#### WHAT TO WORK ON:
In the material below, find each line with the word "JSON" and list it.

#### MATERIAL FOR THIS TASK:
[Start of Attachment]

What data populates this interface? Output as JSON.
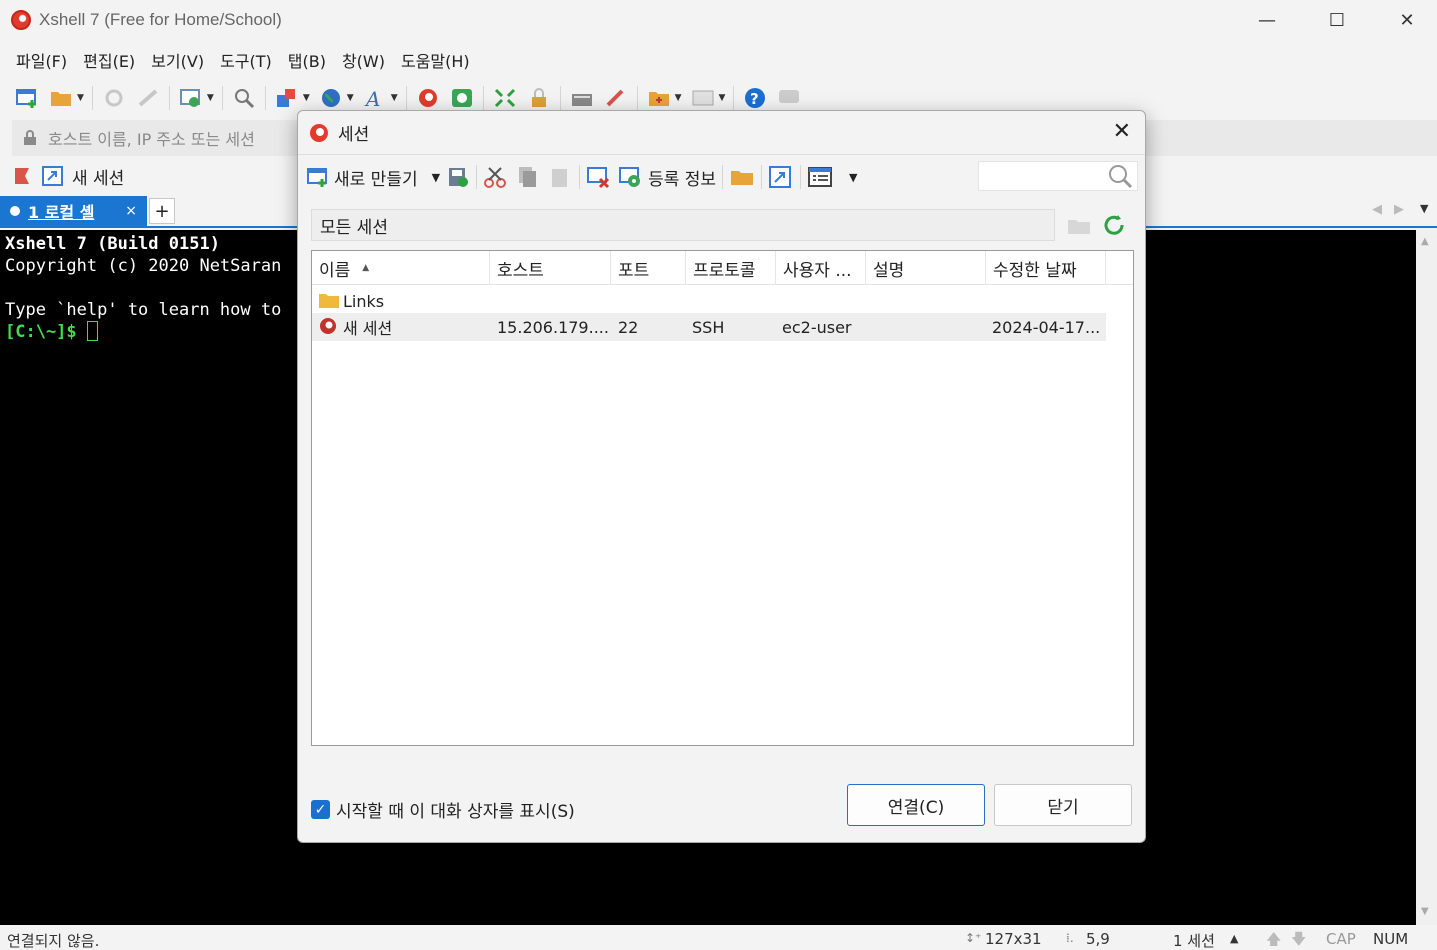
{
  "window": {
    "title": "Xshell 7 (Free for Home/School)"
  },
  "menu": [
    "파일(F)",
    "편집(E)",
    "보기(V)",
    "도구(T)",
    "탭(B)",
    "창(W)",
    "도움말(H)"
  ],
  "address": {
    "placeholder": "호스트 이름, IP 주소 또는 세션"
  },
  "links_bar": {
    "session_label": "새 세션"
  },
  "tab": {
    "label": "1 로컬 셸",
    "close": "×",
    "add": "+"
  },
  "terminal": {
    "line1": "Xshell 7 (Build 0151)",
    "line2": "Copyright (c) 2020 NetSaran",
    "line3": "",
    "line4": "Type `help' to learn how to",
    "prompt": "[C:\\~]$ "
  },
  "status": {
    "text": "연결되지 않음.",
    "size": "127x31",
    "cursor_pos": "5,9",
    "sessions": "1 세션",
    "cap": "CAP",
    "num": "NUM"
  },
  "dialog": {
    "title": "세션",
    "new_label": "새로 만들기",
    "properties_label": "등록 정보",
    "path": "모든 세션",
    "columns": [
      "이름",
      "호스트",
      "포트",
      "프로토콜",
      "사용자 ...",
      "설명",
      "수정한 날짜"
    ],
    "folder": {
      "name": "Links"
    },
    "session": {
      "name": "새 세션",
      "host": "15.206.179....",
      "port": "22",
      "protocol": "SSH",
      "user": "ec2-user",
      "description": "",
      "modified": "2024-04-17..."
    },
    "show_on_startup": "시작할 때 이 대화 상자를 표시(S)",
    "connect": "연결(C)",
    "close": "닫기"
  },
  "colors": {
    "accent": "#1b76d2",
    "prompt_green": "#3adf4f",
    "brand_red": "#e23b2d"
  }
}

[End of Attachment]
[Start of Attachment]

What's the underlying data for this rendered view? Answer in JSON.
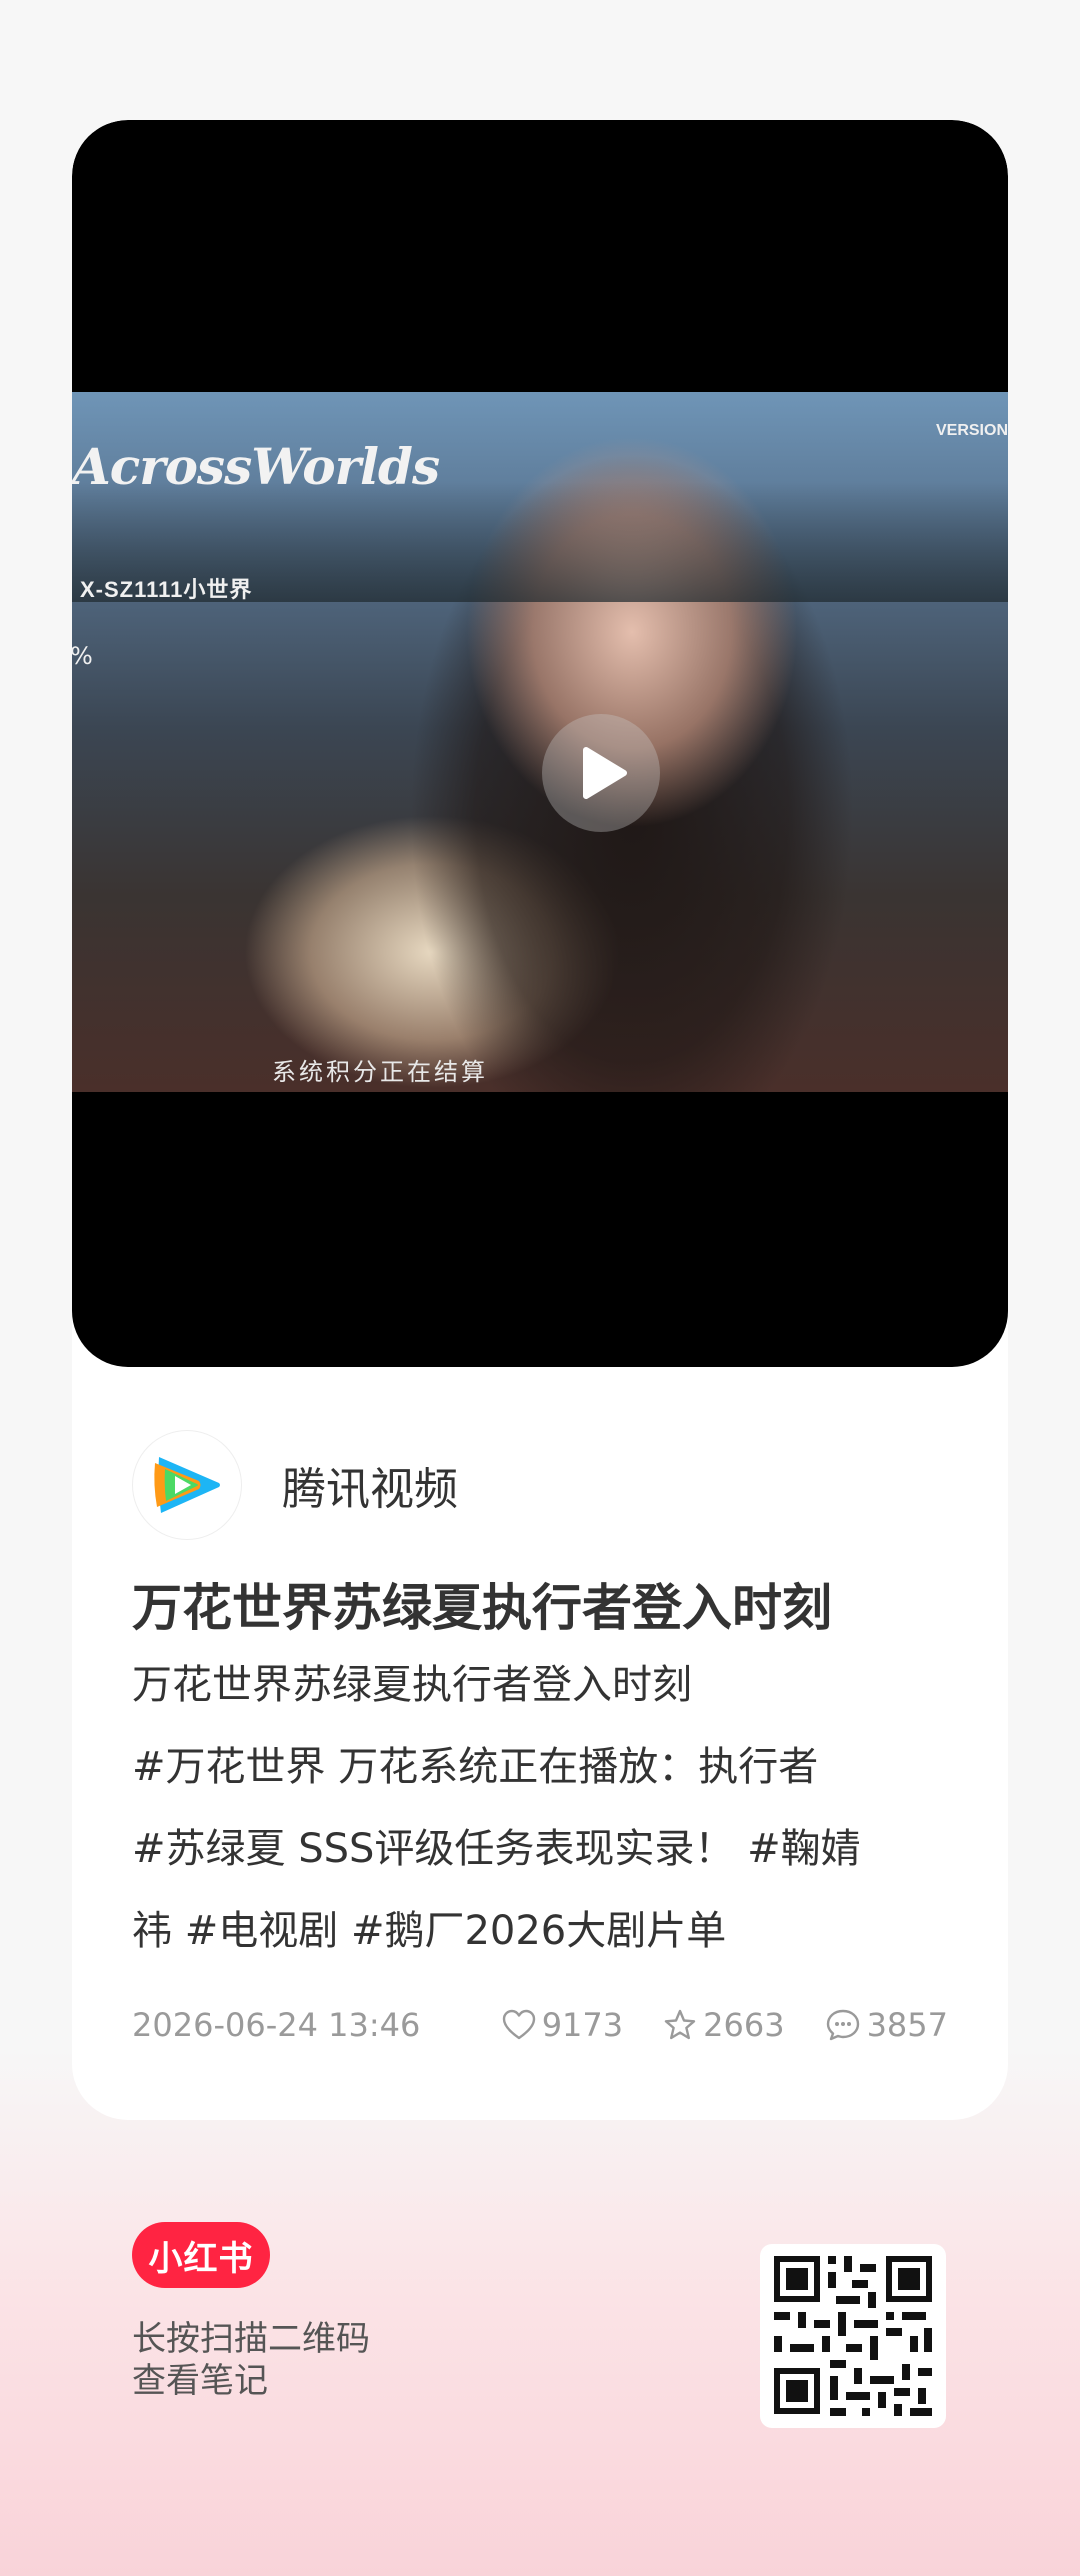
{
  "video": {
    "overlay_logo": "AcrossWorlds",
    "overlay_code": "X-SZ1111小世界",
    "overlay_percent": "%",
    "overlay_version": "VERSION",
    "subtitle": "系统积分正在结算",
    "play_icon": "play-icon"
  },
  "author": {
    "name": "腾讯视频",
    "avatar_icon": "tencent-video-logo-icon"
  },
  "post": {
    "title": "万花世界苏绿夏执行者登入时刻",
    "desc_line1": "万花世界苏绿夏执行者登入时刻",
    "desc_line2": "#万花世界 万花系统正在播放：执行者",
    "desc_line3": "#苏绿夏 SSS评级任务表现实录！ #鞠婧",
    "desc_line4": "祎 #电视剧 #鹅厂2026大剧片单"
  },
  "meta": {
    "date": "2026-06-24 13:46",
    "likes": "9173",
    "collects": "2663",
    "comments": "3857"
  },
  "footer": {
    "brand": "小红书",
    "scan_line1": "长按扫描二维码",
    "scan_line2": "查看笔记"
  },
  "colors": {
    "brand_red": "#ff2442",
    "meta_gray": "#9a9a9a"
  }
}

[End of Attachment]

#### OUTPUT OF THE TASK:
What data populates this interface? Output as JSON.
What's the underlying data for this rendered view? Answer in JSON.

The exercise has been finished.